(Supplied records begins)

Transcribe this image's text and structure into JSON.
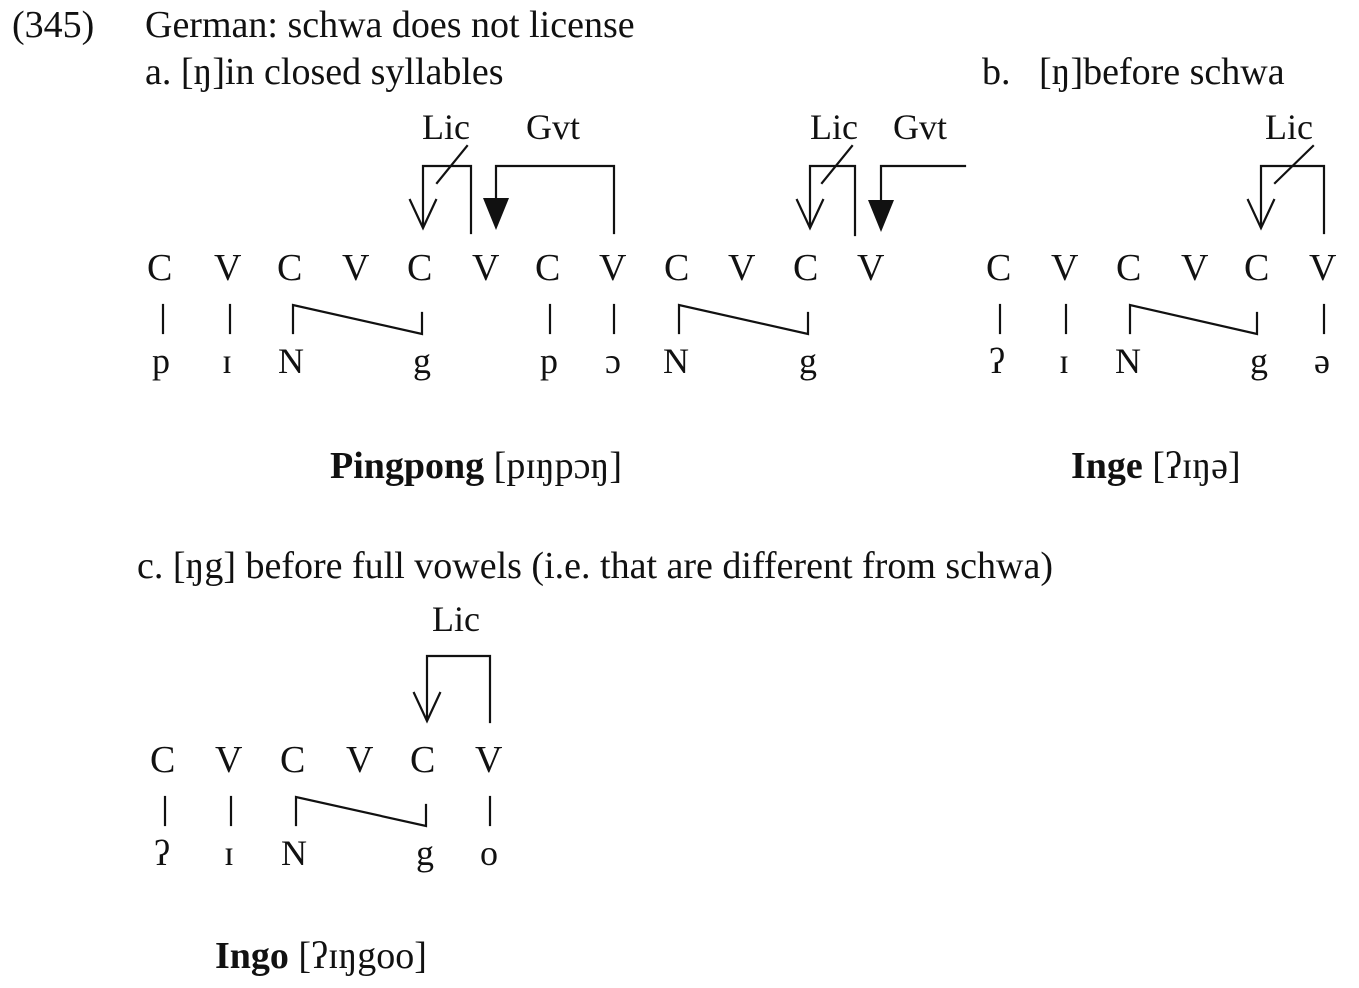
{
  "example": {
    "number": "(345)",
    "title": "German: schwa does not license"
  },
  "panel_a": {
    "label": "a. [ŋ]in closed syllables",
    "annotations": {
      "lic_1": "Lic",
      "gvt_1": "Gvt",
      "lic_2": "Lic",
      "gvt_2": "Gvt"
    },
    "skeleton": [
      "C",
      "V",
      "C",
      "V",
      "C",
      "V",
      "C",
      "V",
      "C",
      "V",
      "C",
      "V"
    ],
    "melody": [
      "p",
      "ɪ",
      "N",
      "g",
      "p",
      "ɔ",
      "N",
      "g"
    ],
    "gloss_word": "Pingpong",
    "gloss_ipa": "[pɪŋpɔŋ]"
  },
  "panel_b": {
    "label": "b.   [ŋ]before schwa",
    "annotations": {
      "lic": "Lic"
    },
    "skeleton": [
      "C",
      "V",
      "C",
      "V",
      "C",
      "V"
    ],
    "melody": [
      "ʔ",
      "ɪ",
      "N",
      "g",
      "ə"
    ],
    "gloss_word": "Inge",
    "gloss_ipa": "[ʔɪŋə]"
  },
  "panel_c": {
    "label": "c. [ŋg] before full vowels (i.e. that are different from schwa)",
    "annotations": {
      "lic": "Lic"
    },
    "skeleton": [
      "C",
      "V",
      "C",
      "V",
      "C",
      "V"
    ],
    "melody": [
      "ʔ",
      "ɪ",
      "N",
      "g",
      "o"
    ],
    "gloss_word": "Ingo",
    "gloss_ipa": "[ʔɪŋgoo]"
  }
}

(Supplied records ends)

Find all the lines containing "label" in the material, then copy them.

    "label": "a. [ŋ]in closed syllables",
    "label": "b.   [ŋ]before schwa",
    "label": "c. [ŋg] before full vowels (i.e. that are different from schwa)",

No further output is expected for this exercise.